07/15/2003 7:03 PM ET
Scioscia stresses strategy
AL manager will try hard to win
CHICAGO -- Mike Scioscia knew he'd have to make some tough decisions.
By Doug Miller / MLB.com
As manager of the American League team in the first All-Star Game to decide home-field advantage in the World Series, he had to figure out a few things.
Would he honor the age-old tradition of making sure every player on his 32-man roster saw some time in the game?
Would he just scrap all that and manage the game as if he were in the playoffs?
Would he compromise?
Well, Scioscia's had plenty of time to decide, and in the dugout a few hours before the game, he said he'd do his best to make the All-Stars happy.
He also said he probably couldn't satisfy everyone.
Scioscia met with his players two hours before the first pitch and told them en masse that unfortunately, because of the high stakes of the game, some of them probably wouldn't play.
"There will probably be more of a focus on matchups," Scioscia said. "Certain players might play longer than they have in previous years. Of course, no matter who's in the game, the talent on the field is incredible."
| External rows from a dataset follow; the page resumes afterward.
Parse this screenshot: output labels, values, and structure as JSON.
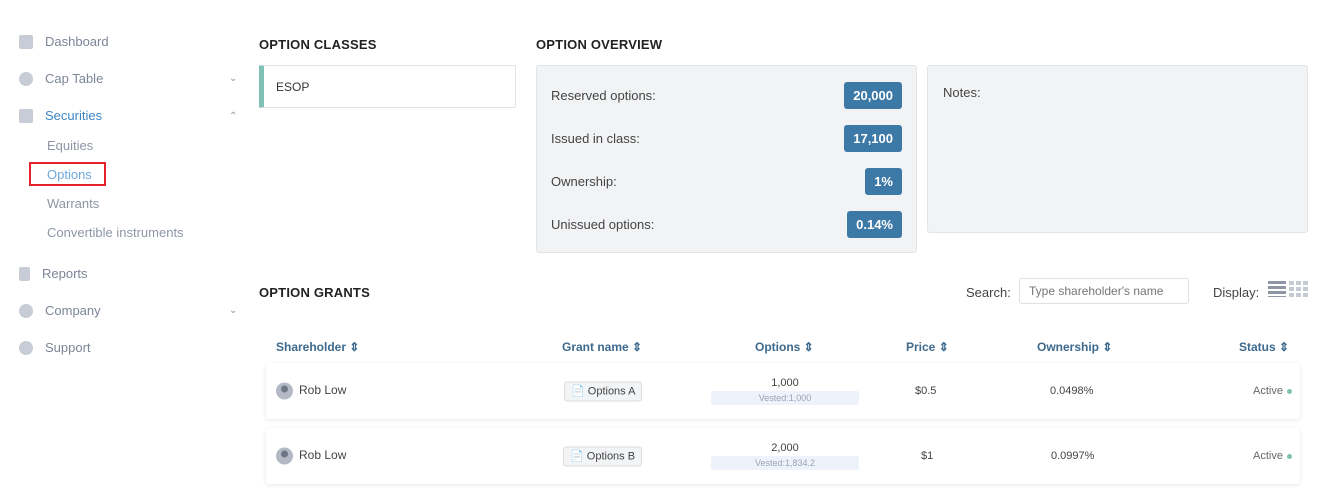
{
  "sidebar": {
    "items": [
      {
        "label": "Dashboard",
        "icon": "dashboard-icon"
      },
      {
        "label": "Cap Table",
        "icon": "pie-chart-icon",
        "chevron": "down"
      },
      {
        "label": "Securities",
        "icon": "clipboard-icon",
        "chevron": "up",
        "active": true
      },
      {
        "label": "Reports",
        "icon": "report-icon"
      },
      {
        "label": "Company",
        "icon": "flower-icon",
        "chevron": "down"
      },
      {
        "label": "Support",
        "icon": "support-icon"
      }
    ],
    "sub_items": [
      "Equities",
      "Options",
      "Warrants",
      "Convertible instruments"
    ],
    "selected_sub": "Options"
  },
  "classes": {
    "title": "OPTION CLASSES",
    "items": [
      "ESOP"
    ]
  },
  "overview": {
    "title": "OPTION OVERVIEW",
    "rows": [
      {
        "label": "Reserved options:",
        "value": "20,000"
      },
      {
        "label": "Issued in class:",
        "value": "17,100"
      },
      {
        "label": "Ownership:",
        "value": "1%"
      },
      {
        "label": "Unissued options:",
        "value": "0.14%"
      }
    ],
    "notes_label": "Notes:"
  },
  "grants": {
    "title": "OPTION GRANTS",
    "search_label": "Search:",
    "search_placeholder": "Type shareholder's name",
    "display_label": "Display:",
    "columns": [
      "Shareholder",
      "Grant name",
      "Options",
      "Price",
      "Ownership",
      "Status"
    ],
    "rows": [
      {
        "shareholder": "Rob Low",
        "grant": "Options A",
        "options": "1,000",
        "vested": "Vested:1,000",
        "price": "$0.5",
        "ownership": "0.0498%",
        "status": "Active"
      },
      {
        "shareholder": "Rob Low",
        "grant": "Options B",
        "options": "2,000",
        "vested": "Vested:1,834.2",
        "price": "$1",
        "ownership": "0.0997%",
        "status": "Active"
      }
    ]
  },
  "colors": {
    "accent": "#3d79a6",
    "active_nav": "#3d86c6",
    "status_active": "#7cc4a8",
    "class_marker": "#7fc1b4"
  }
}
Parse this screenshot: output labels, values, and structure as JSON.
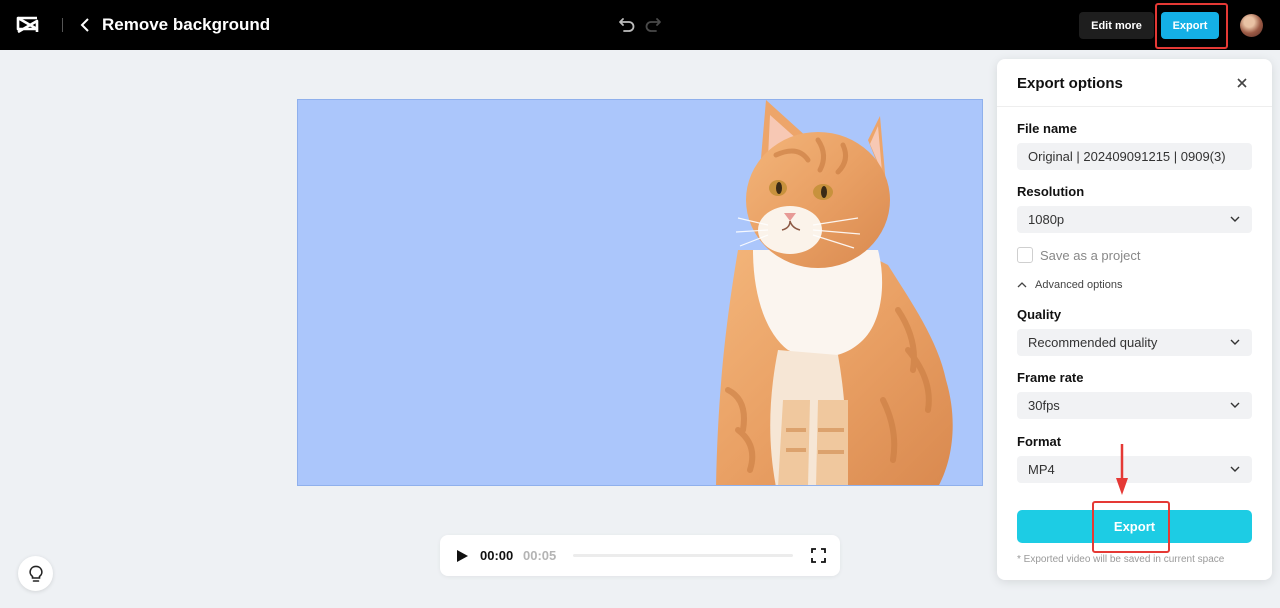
{
  "app": {
    "title": "Remove background"
  },
  "toolbar": {
    "edit_more_label": "Edit more",
    "export_label": "Export"
  },
  "player": {
    "current_time": "00:00",
    "total_time": "00:05",
    "progress": 0
  },
  "export_panel": {
    "title": "Export options",
    "file_name_label": "File name",
    "file_name_value": "Original | 202409091215 | 0909(3)",
    "resolution_label": "Resolution",
    "resolution_value": "1080p",
    "save_project_label": "Save as a project",
    "save_project_checked": false,
    "advanced_label": "Advanced options",
    "quality_label": "Quality",
    "quality_value": "Recommended quality",
    "frame_rate_label": "Frame rate",
    "frame_rate_value": "30fps",
    "format_label": "Format",
    "format_value": "MP4",
    "export_button_label": "Export",
    "note": "* Exported video will be saved in current space"
  },
  "colors": {
    "topbar_bg": "#000000",
    "accent": "#14b0e6",
    "export_button": "#1dcce4",
    "canvas_bg": "#abc6fb",
    "highlight": "#e53935"
  },
  "icons": [
    "capcut-logo-icon",
    "chevron-left-icon",
    "undo-icon",
    "redo-icon",
    "avatar",
    "play-icon",
    "fullscreen-icon",
    "lightbulb-icon",
    "close-icon",
    "chevron-down-icon",
    "chevron-up-icon"
  ]
}
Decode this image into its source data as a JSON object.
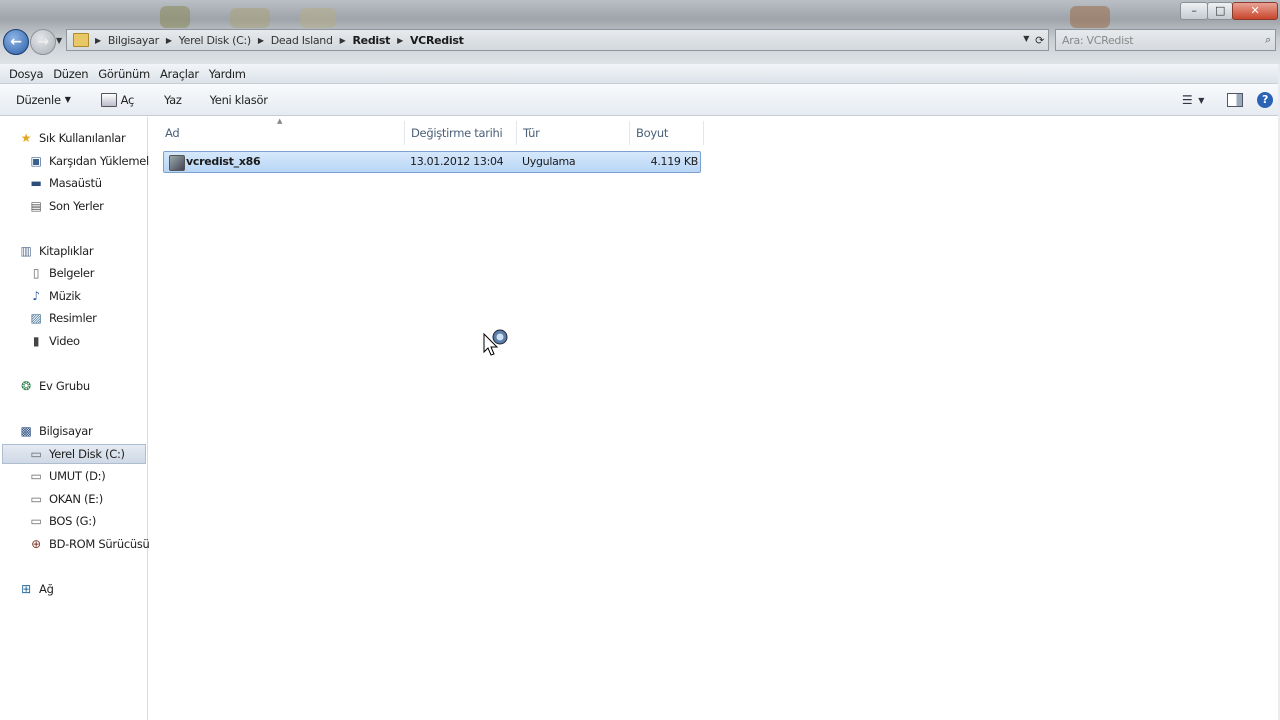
{
  "window": {
    "controls": [
      "–",
      "□",
      "✕"
    ]
  },
  "address": {
    "crumbs": [
      "Bilgisayar",
      "Yerel Disk (C:)",
      "Dead Island",
      "Redist",
      "VCRedist"
    ],
    "search_placeholder": "Ara: VCRedist"
  },
  "menu": [
    "Dosya",
    "Düzen",
    "Görünüm",
    "Araçlar",
    "Yardım"
  ],
  "commands": {
    "organize": "Düzenle",
    "open": "Aç",
    "write": "Yaz",
    "new_folder": "Yeni klasör"
  },
  "nav": {
    "favorites": {
      "header": "Sık Kullanılanlar",
      "items": [
        "Karşıdan Yüklemeler",
        "Masaüstü",
        "Son Yerler"
      ]
    },
    "libraries": {
      "header": "Kitaplıklar",
      "items": [
        "Belgeler",
        "Müzik",
        "Resimler",
        "Video"
      ]
    },
    "homegroup": "Ev Grubu",
    "computer": {
      "header": "Bilgisayar",
      "items": [
        "Yerel Disk (C:)",
        "UMUT (D:)",
        "OKAN (E:)",
        "BOS (G:)",
        "BD-ROM Sürücüsü ("
      ]
    },
    "network": "Ağ"
  },
  "columns": [
    "Ad",
    "Değiştirme tarihi",
    "Tür",
    "Boyut"
  ],
  "files": [
    {
      "name": "vcredist_x86",
      "modified": "13.01.2012 13:04",
      "type": "Uygulama",
      "size": "4.119 KB"
    }
  ],
  "colors": {
    "selection": "#cde3fa",
    "selection_border": "#7da2ce",
    "header_text": "#4c607a"
  }
}
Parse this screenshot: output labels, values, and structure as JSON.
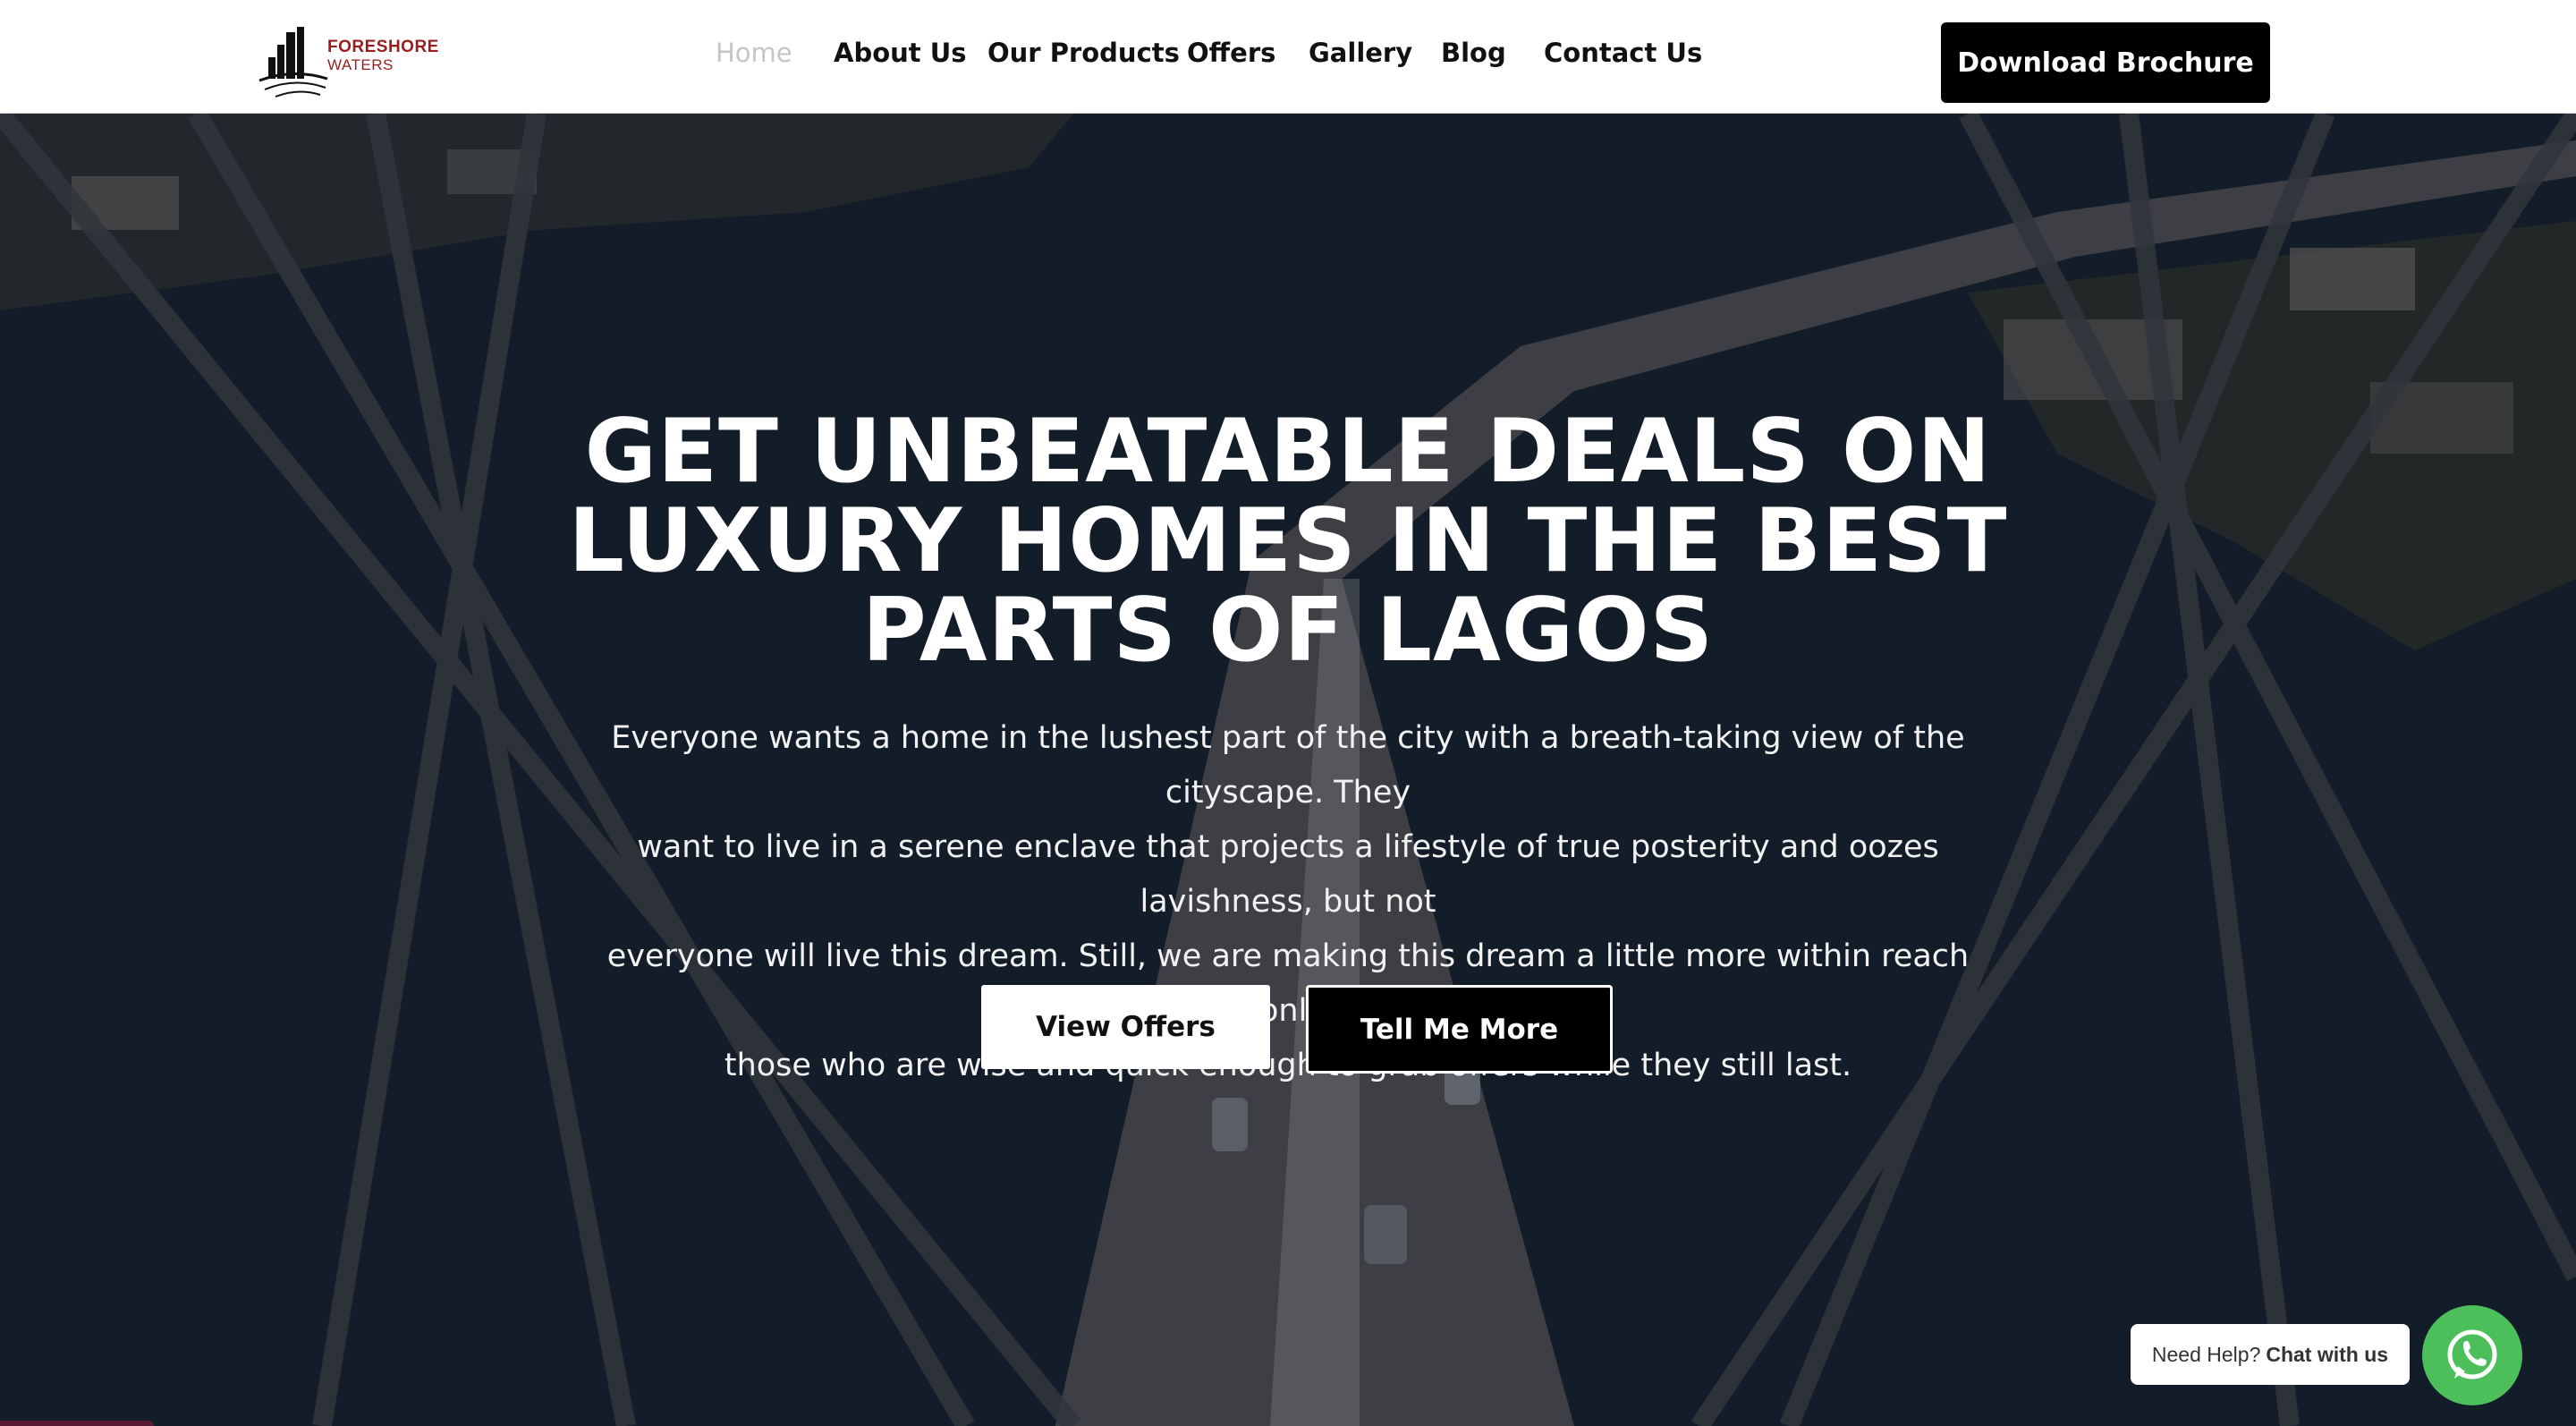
{
  "brand": {
    "line1": "FORESHORE",
    "line2": "WATERS",
    "color": "#9b1c1c"
  },
  "nav": {
    "items": [
      {
        "label": "Home",
        "active": true
      },
      {
        "label": "About Us",
        "active": false
      },
      {
        "label": "Our Products",
        "active": false
      },
      {
        "label": "Offers",
        "active": false
      },
      {
        "label": "Gallery",
        "active": false
      },
      {
        "label": "Blog",
        "active": false
      },
      {
        "label": "Contact Us",
        "active": false
      }
    ],
    "cta": "Download Brochure"
  },
  "hero": {
    "headline_lines": [
      "GET UNBEATABLE DEALS ON",
      "LUXURY HOMES IN THE BEST",
      "PARTS OF LAGOS"
    ],
    "body_lines": [
      "Everyone wants a home in the lushest part of the city with a breath-taking view of the cityscape. They",
      "want to live in a serene enclave that projects a lifestyle of true posterity and oozes lavishness, but not",
      "everyone will live this dream. Still, we are making this dream a little more within reach but only for",
      "those who are wise and quick enough to grab offers while they still last."
    ],
    "primary_button": "View Offers",
    "secondary_button": "Tell Me More"
  },
  "chat": {
    "prefix": "Need Help?",
    "action": "Chat with us",
    "icon": "whatsapp-icon",
    "color": "#4cbe5a"
  }
}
"Unless the game is a blowout, one way or another you're going to have to save people for those positive matchups you might need. I don't know how you can get everybody in there without maintaining that opportunity."
While it might be a difficult assignment for Scioscia to break the bad news to players who ventured thousands of miles to play in the Midsummer Classic before friends and family members, he said the alternative would be even tougher.
"I think it makes it easier," he said.
"In years past, there has always been the competitive nature that you wanted to win the game, but it was very hard to balance that with the obligation to get everyone in the game. Now that the focus is on winning, it's easier."
Scioscia said he and pitching coach Bud Black consulted all the pitchers and decided on who would be the freshest and the least likely to have a season- or career-threatening injury because of overuse.
He wouldn't reveal the order of appearance of his pitchers or how long they'd pitch for, but he said starter Esteban Loaiza could go one more inning than the customary three if he was doing his job and being efficient.
As far as the playing -- and managing -- of the game once it starts, Scioscia said he would implement playoff-intensity strategy whenever he saw fit.
Would he use a sacrifice bunt in the late innings, for example?
"It's something you're going to consider, definitely," Scioscia said. "You're going to see a lot more of the subtle strategies of the game."
And what about walking Barry Bonds intentionally, which Scioscia did relatively effectively in last year's World Series?
"Well, I don't think that really would work here," Scioscia said with a smile.
"There are no voids in their lineup. Barry's been walked in the past because you thought you could see your way out of the lineup pitching to somebody else.
"You can't do that here."
Doug Miller is a reporter for MLB.com. This story was not subject to approval by Major League Baseball or its clubs.